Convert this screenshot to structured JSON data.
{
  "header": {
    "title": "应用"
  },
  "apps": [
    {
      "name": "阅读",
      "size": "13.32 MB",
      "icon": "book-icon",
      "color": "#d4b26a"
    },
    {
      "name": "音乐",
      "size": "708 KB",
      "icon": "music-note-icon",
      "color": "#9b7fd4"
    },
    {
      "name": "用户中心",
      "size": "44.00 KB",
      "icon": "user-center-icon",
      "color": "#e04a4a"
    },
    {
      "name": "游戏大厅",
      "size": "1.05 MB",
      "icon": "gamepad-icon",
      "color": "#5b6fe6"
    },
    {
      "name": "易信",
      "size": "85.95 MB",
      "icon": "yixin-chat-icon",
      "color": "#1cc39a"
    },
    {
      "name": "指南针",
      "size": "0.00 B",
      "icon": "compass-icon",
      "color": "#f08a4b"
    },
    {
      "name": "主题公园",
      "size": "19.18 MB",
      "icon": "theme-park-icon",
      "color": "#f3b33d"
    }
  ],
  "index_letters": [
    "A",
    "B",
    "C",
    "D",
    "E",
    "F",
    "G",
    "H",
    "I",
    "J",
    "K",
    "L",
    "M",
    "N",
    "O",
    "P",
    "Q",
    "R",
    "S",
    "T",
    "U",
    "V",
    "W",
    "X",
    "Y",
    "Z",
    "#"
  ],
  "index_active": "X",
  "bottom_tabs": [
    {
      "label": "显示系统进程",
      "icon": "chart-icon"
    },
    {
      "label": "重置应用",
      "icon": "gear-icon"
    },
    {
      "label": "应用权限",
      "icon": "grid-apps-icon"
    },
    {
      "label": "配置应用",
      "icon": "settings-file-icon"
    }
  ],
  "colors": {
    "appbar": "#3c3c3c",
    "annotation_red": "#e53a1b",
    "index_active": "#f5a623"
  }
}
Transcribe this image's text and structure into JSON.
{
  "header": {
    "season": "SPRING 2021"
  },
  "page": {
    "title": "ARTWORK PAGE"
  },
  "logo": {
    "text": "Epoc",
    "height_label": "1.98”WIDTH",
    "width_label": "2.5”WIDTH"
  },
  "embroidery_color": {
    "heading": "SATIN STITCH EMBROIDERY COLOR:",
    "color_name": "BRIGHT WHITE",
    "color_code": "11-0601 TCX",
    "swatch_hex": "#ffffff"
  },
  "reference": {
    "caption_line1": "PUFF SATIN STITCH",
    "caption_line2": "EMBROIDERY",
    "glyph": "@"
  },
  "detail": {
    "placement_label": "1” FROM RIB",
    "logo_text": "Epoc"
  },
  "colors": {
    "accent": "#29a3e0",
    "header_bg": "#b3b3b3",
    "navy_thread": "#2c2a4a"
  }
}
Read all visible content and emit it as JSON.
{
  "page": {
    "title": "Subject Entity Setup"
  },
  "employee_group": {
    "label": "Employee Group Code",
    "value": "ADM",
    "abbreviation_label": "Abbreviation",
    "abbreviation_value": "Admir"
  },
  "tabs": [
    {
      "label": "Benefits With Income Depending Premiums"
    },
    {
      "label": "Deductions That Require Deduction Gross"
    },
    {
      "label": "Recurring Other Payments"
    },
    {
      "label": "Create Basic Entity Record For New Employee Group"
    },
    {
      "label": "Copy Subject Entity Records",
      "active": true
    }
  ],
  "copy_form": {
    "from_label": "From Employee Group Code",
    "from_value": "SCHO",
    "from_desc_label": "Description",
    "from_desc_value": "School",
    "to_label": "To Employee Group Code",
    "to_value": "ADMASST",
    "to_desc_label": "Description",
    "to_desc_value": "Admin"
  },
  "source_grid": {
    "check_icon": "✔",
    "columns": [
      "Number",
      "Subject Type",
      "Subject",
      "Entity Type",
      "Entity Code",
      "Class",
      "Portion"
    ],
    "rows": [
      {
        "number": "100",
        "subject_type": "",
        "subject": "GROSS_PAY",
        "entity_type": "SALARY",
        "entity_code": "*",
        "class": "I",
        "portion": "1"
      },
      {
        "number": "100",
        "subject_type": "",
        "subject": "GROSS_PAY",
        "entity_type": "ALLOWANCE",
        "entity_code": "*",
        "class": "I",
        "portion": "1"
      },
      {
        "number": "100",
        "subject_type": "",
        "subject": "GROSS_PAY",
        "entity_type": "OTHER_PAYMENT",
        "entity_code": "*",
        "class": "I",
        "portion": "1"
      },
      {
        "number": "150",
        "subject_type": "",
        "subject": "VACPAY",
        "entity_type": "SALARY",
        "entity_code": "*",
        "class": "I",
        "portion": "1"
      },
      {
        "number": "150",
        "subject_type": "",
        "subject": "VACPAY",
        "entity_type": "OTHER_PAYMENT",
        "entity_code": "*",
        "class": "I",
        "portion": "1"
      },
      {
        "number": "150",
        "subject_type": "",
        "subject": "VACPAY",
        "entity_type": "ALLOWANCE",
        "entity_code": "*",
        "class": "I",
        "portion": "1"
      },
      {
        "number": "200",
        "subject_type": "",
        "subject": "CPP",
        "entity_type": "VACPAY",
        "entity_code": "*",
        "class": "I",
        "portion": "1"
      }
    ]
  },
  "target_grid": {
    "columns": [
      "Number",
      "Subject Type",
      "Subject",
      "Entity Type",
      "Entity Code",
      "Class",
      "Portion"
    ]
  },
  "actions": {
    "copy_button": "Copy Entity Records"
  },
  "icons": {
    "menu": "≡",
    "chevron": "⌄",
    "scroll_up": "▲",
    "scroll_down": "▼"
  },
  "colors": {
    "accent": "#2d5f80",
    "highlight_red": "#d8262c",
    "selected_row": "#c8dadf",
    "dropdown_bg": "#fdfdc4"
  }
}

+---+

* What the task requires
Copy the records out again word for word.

* Response
Convert this screenshot to structured JSON data.
{
  "header": {
    "title": "应用"
  },
  "apps": [
    {
      "name": "阅读",
      "size": "13.32 MB",
      "icon": "book-icon",
      "color": "#d4b26a"
    },
    {
      "name": "音乐",
      "size": "708 KB",
      "icon": "music-note-icon",
      "color": "#9b7fd4"
    },
    {
      "name": "用户中心",
      "size": "44.00 KB",
      "icon": "user-center-icon",
      "color": "#e04a4a"
    },
    {
      "name": "游戏大厅",
      "size": "1.05 MB",
      "icon": "gamepad-icon",
      "color": "#5b6fe6"
    },
    {
      "name": "易信",
      "size": "85.95 MB",
      "icon": "yixin-chat-icon",
      "color": "#1cc39a"
    },
    {
      "name": "指南针",
      "size": "0.00 B",
      "icon": "compass-icon",
      "color": "#f08a4b"
    },
    {
      "name": "主题公园",
      "size": "19.18 MB",
      "icon": "theme-park-icon",
      "color": "#f3b33d"
    }
  ],
  "index_letters": [
    "A",
    "B",
    "C",
    "D",
    "E",
    "F",
    "G",
    "H",
    "I",
    "J",
    "K",
    "L",
    "M",
    "N",
    "O",
    "P",
    "Q",
    "R",
    "S",
    "T",
    "U",
    "V",
    "W",
    "X",
    "Y",
    "Z",
    "#"
  ],
  "index_active": "X",
  "bottom_tabs": [
    {
      "label": "显示系统进程",
      "icon": "chart-icon"
    },
    {
      "label": "重置应用",
      "icon": "gear-icon"
    },
    {
      "label": "应用权限",
      "icon": "grid-apps-icon"
    },
    {
      "label": "配置应用",
      "icon": "settings-file-icon"
    }
  ],
  "colors": {
    "appbar": "#3c3c3c",
    "annotation_red": "#e53a1b",
    "index_active": "#f5a623"
  }
}
Transcribe this image's text and structure into JSON.
{
  "header": {
    "season": "SPRING 2021"
  },
  "page": {
    "title": "ARTWORK PAGE"
  },
  "logo": {
    "text": "Epoc",
    "height_label": "1.98”WIDTH",
    "width_label": "2.5”WIDTH"
  },
  "embroidery_color": {
    "heading": "SATIN STITCH EMBROIDERY COLOR:",
    "color_name": "BRIGHT WHITE",
    "color_code": "11-0601 TCX",
    "swatch_hex": "#ffffff"
  },
  "reference": {
    "caption_line1": "PUFF SATIN STITCH",
    "caption_line2": "EMBROIDERY",
    "glyph": "@"
  },
  "detail": {
    "placement_label": "1” FROM RIB",
    "logo_text": "Epoc"
  },
  "colors": {
    "accent": "#29a3e0",
    "header_bg": "#b3b3b3",
    "navy_thread": "#2c2a4a"
  }
}
Read all visible content and emit it as JSON.
{
  "page": {
    "title": "Subject Entity Setup"
  },
  "employee_group": {
    "label": "Employee Group Code",
    "value": "ADM",
    "abbreviation_label": "Abbreviation",
    "abbreviation_value": "Admir"
  },
  "tabs": [
    {
      "label": "Benefits With Income Depending Premiums"
    },
    {
      "label": "Deductions That Require Deduction Gross"
    },
    {
      "label": "Recurring Other Payments"
    },
    {
      "label": "Create Basic Entity Record For New Employee Group"
    },
    {
      "label": "Copy Subject Entity Records",
      "active": true
    }
  ],
  "copy_form": {
    "from_label": "From Employee Group Code",
    "from_value": "SCHO",
    "from_desc_label": "Description",
    "from_desc_value": "School",
    "to_label": "To Employee Group Code",
    "to_value": "ADMASST",
    "to_desc_label": "Description",
    "to_desc_value": "Admin"
  },
  "source_grid": {
    "check_icon": "✔",
    "columns": [
      "Number",
      "Subject Type",
      "Subject",
      "Entity Type",
      "Entity Code",
      "Class",
      "Portion"
    ],
    "rows": [
      {
        "number": "100",
        "subject_type": "",
        "subject": "GROSS_PAY",
        "entity_type": "SALARY",
        "entity_code": "*",
        "class": "I",
        "portion": "1"
      },
      {
        "number": "100",
        "subject_type": "",
        "subject": "GROSS_PAY",
        "entity_type": "ALLOWANCE",
        "entity_code": "*",
        "class": "I",
        "portion": "1"
      },
      {
        "number": "100",
        "subject_type": "",
        "subject": "GROSS_PAY",
        "entity_type": "OTHER_PAYMENT",
        "entity_code": "*",
        "class": "I",
        "portion": "1"
      },
      {
        "number": "150",
        "subject_type": "",
        "subject": "VACPAY",
        "entity_type": "SALARY",
        "entity_code": "*",
        "class": "I",
        "portion": "1"
      },
      {
        "number": "150",
        "subject_type": "",
        "subject": "VACPAY",
        "entity_type": "OTHER_PAYMENT",
        "entity_code": "*",
        "class": "I",
        "portion": "1"
      },
      {
        "number": "150",
        "subject_type": "",
        "subject": "VACPAY",
        "entity_type": "ALLOWANCE",
        "entity_code": "*",
        "class": "I",
        "portion": "1"
      },
      {
        "number": "200",
        "subject_type": "",
        "subject": "CPP",
        "entity_type": "VACPAY",
        "entity_code": "*",
        "class": "I",
        "portion": "1"
      }
    ]
  },
  "target_grid": {
    "columns": [
      "Number",
      "Subject Type",
      "Subject",
      "Entity Type",
      "Entity Code",
      "Class",
      "Portion"
    ]
  },
  "actions": {
    "copy_button": "Copy Entity Records"
  },
  "icons": {
    "menu": "≡",
    "chevron": "⌄",
    "scroll_up": "▲",
    "scroll_down": "▼"
  },
  "colors": {
    "accent": "#2d5f80",
    "highlight_red": "#d8262c",
    "selected_row": "#c8dadf",
    "dropdown_bg": "#fdfdc4"
  }
}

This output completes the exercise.